What is The House of Fairy Tales?
The House of Fairy Tales is a place of magical, parallel worlds where learning is play and play is directed learning. We are a collective of artists, writers, poets and educationalists who believe that by creating quality child-centred art we can inspire the thinkers and creators of the next generation.
Tell us about some of the things you've done before
We've welcomed visitors from another dimension to the Whitechapel Gallery, we've trained an army of young ghosts at St Paul's, we've taken our travelling art circus to Camp Bestival, Glastonbury and Thames Festival, we've recreated the Hollywood studio at The Apple Cart festival, we've transformed the prestigious London Selfridges building into an underwater wonder world and saved the planet from the Memory Eaters at Mottisfont National Trust. Thankfully we've had the unflinching support of over 200,000 keen-eyed and quick-minded children and young people.
Our installations wrap children and families in the world of story. The immersive element of our work gives audiences an opportunity to play at being something other than themselves, they stretch their minds until the story ends and maybe beyond – that's the intention.
What is the Adventure of the Missing Manuscript?
An adventure is “an exciting or unusual experience” – and The Adventure of the Missing Manuscript is no exception with two interactive elements! At the Royal Shakespeare Theatre we have created an immersive installation of the imagined, magnificent mind of Shakespeare and around the gardens we've designed a story-based trail with the help of an illustrated map.
Families will wander through the town guided by the original map to fulfill tasks that weave the rich tapestry of Shakespeare's colourful life, his characters, emotions and plots with a drop of House of Fairy Tales magic.
In the Swan Room, families are invited to interact with a range of instruments of creativity such as the 'Story-Generating Machine' and 'Prospero's Alchemy Laboratory'. Having worked with the eclectic collection of tangible props, costumes and magical machines children will be inspired to create their very own Shakespeare-inspired drama.
How did you come up with this idea?
All of our work starts from the same source - inspiration– the stories and the natural environment of the installation. We came to Stratford and wandered the streets, much like a child would. We spent time exploring, asking questions and saw how contemporary life interlaces with the past; we listened to stories and visited the RSC prop store; a treasure trove for the imagination.
The sources then merge in a creative cavern, much like the one we've created in the Swan Room – and out of it came The Adventure of the Missing Manuscript. Shakespeare was an industrious storywriter. He created some of the most perfect dramas – covering all the human emotions. It got us thinking about Shakespeare as story-machine maker, which developed into the idea of Britain's industrious past and how machines and technology have come together today to assist mankind – but it all began with an idea.

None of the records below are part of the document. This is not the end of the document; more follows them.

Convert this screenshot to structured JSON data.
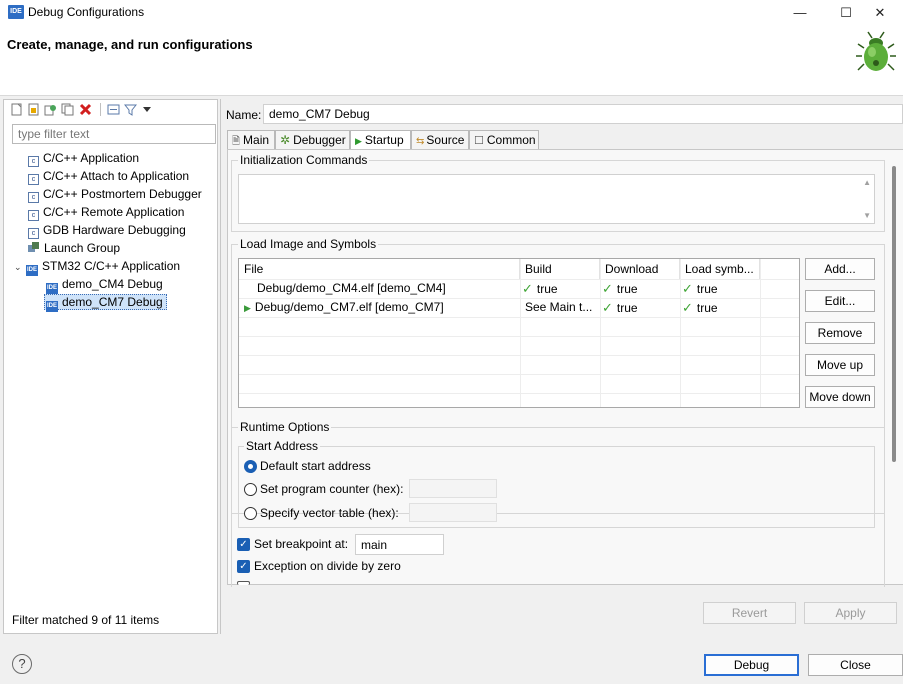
{
  "window": {
    "app_icon_text": "IDE",
    "title": "Debug Configurations",
    "minimize_glyph": "—",
    "maximize_glyph": "☐",
    "close_glyph": "✕"
  },
  "header": {
    "title": "Create, manage, and run configurations",
    "icon": "bug-icon"
  },
  "left": {
    "filter_placeholder": "type filter text",
    "tree": [
      {
        "label": "C/C++ Application",
        "icon": "c-config-icon"
      },
      {
        "label": "C/C++ Attach to Application",
        "icon": "c-config-icon"
      },
      {
        "label": "C/C++ Postmortem Debugger",
        "icon": "c-config-icon"
      },
      {
        "label": "C/C++ Remote Application",
        "icon": "c-config-icon"
      },
      {
        "label": "GDB Hardware Debugging",
        "icon": "c-config-icon"
      },
      {
        "label": "Launch Group",
        "icon": "launch-group-icon"
      },
      {
        "label": "STM32 C/C++ Application",
        "icon": "ide-icon",
        "expanded": true,
        "children": [
          {
            "label": "demo_CM4 Debug",
            "icon": "ide-icon"
          },
          {
            "label": "demo_CM7 Debug",
            "icon": "ide-icon",
            "selected": true
          }
        ]
      }
    ],
    "status": "Filter matched 9 of 11 items"
  },
  "right": {
    "name_label": "Name:",
    "name_value": "demo_CM7 Debug",
    "tabs": [
      "Main",
      "Debugger",
      "Startup",
      "Source",
      "Common"
    ],
    "active_tab": "Startup",
    "init_commands_title": "Initialization Commands",
    "load_image_title": "Load Image and Symbols",
    "table": {
      "headers": [
        "File",
        "Build",
        "Download",
        "Load symb..."
      ],
      "rows": [
        {
          "file": "Debug/demo_CM4.elf [demo_CM4]",
          "build": "true",
          "download": "true",
          "load": "true",
          "arrow": false
        },
        {
          "file": "Debug/demo_CM7.elf [demo_CM7]",
          "build": "See Main t...",
          "download": "true",
          "load": "true",
          "arrow": true
        }
      ]
    },
    "table_buttons": [
      "Add...",
      "Edit...",
      "Remove",
      "Move up",
      "Move down"
    ],
    "runtime_title": "Runtime Options",
    "start_address_title": "Start Address",
    "radios": [
      {
        "label": "Default start address",
        "checked": true
      },
      {
        "label": "Set program counter (hex):",
        "checked": false
      },
      {
        "label": "Specify vector table (hex):",
        "checked": false
      }
    ],
    "set_breakpoint_label": "Set breakpoint at:",
    "set_breakpoint_checked": true,
    "breakpoint_value": "main",
    "exception_divide_label": "Exception on divide by zero",
    "exception_divide_checked": true,
    "revert_label": "Revert",
    "apply_label": "Apply"
  },
  "footer": {
    "help_glyph": "?",
    "debug_label": "Debug",
    "close_label": "Close"
  }
}
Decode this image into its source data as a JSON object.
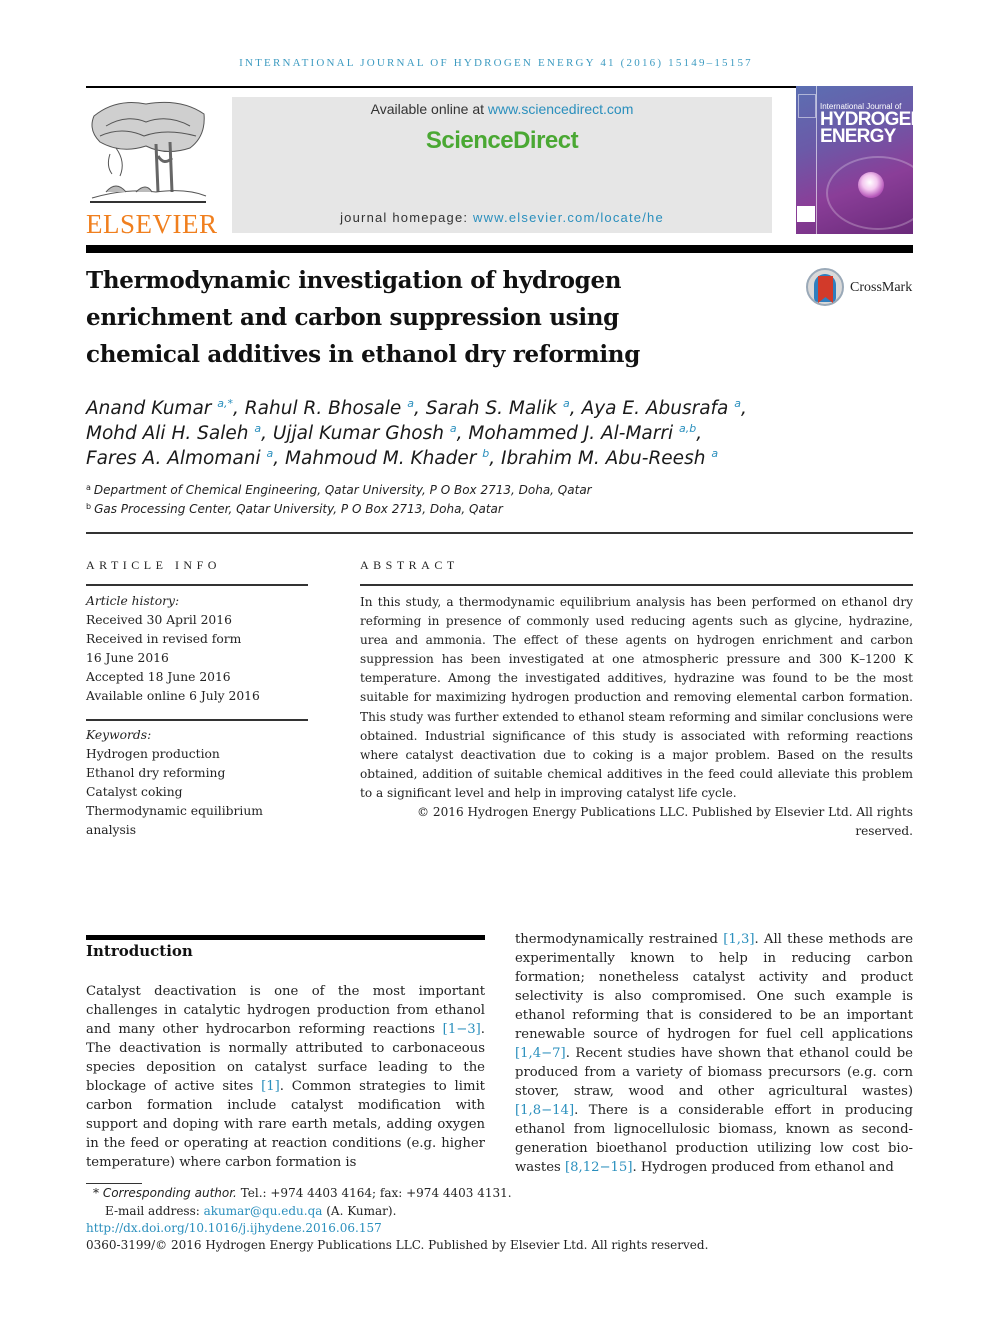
{
  "running_head": "INTERNATIONAL JOURNAL OF HYDROGEN ENERGY 41 (2016) 15149–15157",
  "masthead": {
    "publisher_logo_text": "ELSEVIER",
    "available_online_prefix": "Available online at ",
    "available_online_link": "www.sciencedirect.com",
    "sciencedirect_brand": "ScienceDirect",
    "journal_homepage_prefix": "journal homepage: ",
    "journal_homepage_link": "www.elsevier.com/locate/he",
    "cover": {
      "line1": "International Journal of",
      "line2": "HYDROGEN",
      "line3": "ENERGY"
    },
    "colors": {
      "elsevier_orange": "#f07f1e",
      "sciencedirect_green": "#4aa833",
      "link_blue": "#2a8fbd"
    }
  },
  "article": {
    "title_lines": [
      "Thermodynamic investigation of hydrogen",
      "enrichment and carbon suppression using",
      "chemical additives in ethanol dry reforming"
    ],
    "crossmark_label": "CrossMark",
    "authors": [
      {
        "name": "Anand Kumar",
        "sup": "a,*"
      },
      {
        "name": "Rahul R. Bhosale",
        "sup": "a"
      },
      {
        "name": "Sarah S. Malik",
        "sup": "a"
      },
      {
        "name": "Aya E. Abusrafa",
        "sup": "a"
      },
      {
        "name": "Mohd Ali H. Saleh",
        "sup": "a"
      },
      {
        "name": "Ujjal Kumar Ghosh",
        "sup": "a"
      },
      {
        "name": "Mohammed J. Al-Marri",
        "sup": "a,b"
      },
      {
        "name": "Fares A. Almomani",
        "sup": "a"
      },
      {
        "name": "Mahmoud M. Khader",
        "sup": "b"
      },
      {
        "name": "Ibrahim M. Abu-Reesh",
        "sup": "a"
      }
    ],
    "affiliations": [
      {
        "label": "a",
        "text": "Department of Chemical Engineering, Qatar University, P O Box 2713, Doha, Qatar"
      },
      {
        "label": "b",
        "text": "Gas Processing Center, Qatar University, P O Box 2713, Doha, Qatar"
      }
    ]
  },
  "article_info": {
    "heading": "ARTICLE INFO",
    "history_label": "Article history:",
    "history": [
      "Received 30 April 2016",
      "Received in revised form",
      "16 June 2016",
      "Accepted 18 June 2016",
      "Available online 6 July 2016"
    ],
    "keywords_label": "Keywords:",
    "keywords": [
      "Hydrogen production",
      "Ethanol dry reforming",
      "Catalyst coking",
      "Thermodynamic equilibrium",
      "analysis"
    ]
  },
  "abstract": {
    "heading": "ABSTRACT",
    "text": "In this study, a thermodynamic equilibrium analysis has been performed on ethanol dry reforming in presence of commonly used reducing agents such as glycine, hydrazine, urea and ammonia. The effect of these agents on hydrogen enrichment and carbon suppression has been investigated at one atmospheric pressure and 300 K–1200 K temperature. Among the investigated additives, hydrazine was found to be the most suitable for maximizing hydrogen production and removing elemental carbon formation. This study was further extended to ethanol steam reforming and similar conclusions were obtained. Industrial significance of this study is associated with reforming reactions where catalyst deactivation due to coking is a major problem. Based on the results obtained, addition of suitable chemical additives in the feed could alleviate this problem to a significant level and help in improving catalyst life cycle.",
    "copyright": "© 2016 Hydrogen Energy Publications LLC. Published by Elsevier Ltd. All rights reserved."
  },
  "introduction": {
    "heading": "Introduction",
    "left": [
      {
        "t": "Catalyst deactivation is one of the most important challenges in catalytic hydrogen production from ethanol and many other hydrocarbon reforming reactions "
      },
      {
        "ref": "[1−3]"
      },
      {
        "t": ". The deactivation is normally attributed to carbonaceous species deposition on catalyst surface leading to the blockage of active sites "
      },
      {
        "ref": "[1]"
      },
      {
        "t": ". Common strategies to limit carbon formation include catalyst modification with support and doping with rare earth metals, adding oxygen in the feed or operating at reaction conditions (e.g. higher temperature) where carbon formation is"
      }
    ],
    "right": [
      {
        "t": "thermodynamically restrained "
      },
      {
        "ref": "[1,3]"
      },
      {
        "t": ". All these methods are experimentally known to help in reducing carbon formation; nonetheless catalyst activity and product selectivity is also compromised. One such example is ethanol reforming that is considered to be an important renewable source of hydrogen for fuel cell applications "
      },
      {
        "ref": "[1,4−7]"
      },
      {
        "t": ". Recent studies have shown that ethanol could be produced from a variety of biomass precursors (e.g. corn stover, straw, wood and other agricultural wastes) "
      },
      {
        "ref": "[1,8−14]"
      },
      {
        "t": ". There is a considerable effort in producing ethanol from lignocellulosic biomass, known as second-generation bioethanol production utilizing low cost bio-wastes "
      },
      {
        "ref": "[8,12−15]"
      },
      {
        "t": ". Hydrogen produced from ethanol and"
      }
    ]
  },
  "footnotes": {
    "corresponding_marker": "*",
    "corresponding_label": "Corresponding author.",
    "contact": " Tel.: +974 4403 4164; fax: +974 4403 4131.",
    "email_label": "E-mail address: ",
    "email": "akumar@qu.edu.qa",
    "email_suffix": " (A. Kumar).",
    "doi": "http://dx.doi.org/10.1016/j.ijhydene.2016.06.157",
    "issn_copyright": "0360-3199/© 2016 Hydrogen Energy Publications LLC. Published by Elsevier Ltd. All rights reserved."
  }
}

Is this a new piece for the RSC?
Yes 100%. Some of the props aren't new - the RSC has been very generous and let us explore the prop cabinet, such as the life size bear, but how they'll merge with The House of Fairy Tales means that every day new dramas will be created and performed.
Who is it aimed at?
The House of Fairy Tales aims to work with families, and touches the imagination in all of us…we have created this work with 5-12 year olds in mind.
Who will perform it?
The children themselves.
Did you find out any unusual things about Shakespeare when you were creating the adventure?
When you look at stories from the past you realise that nothing is usual, but it was interesting to hear how Shakespeare saved his family name after his father, originally a pillar of society with multiple properties, died in debt. It is touching to think about Shakespeare as a son as well as a writer.
What would you like people to go away with once they've experienced the adventure?
A sense of their own creativity and a passion for Shakespeare.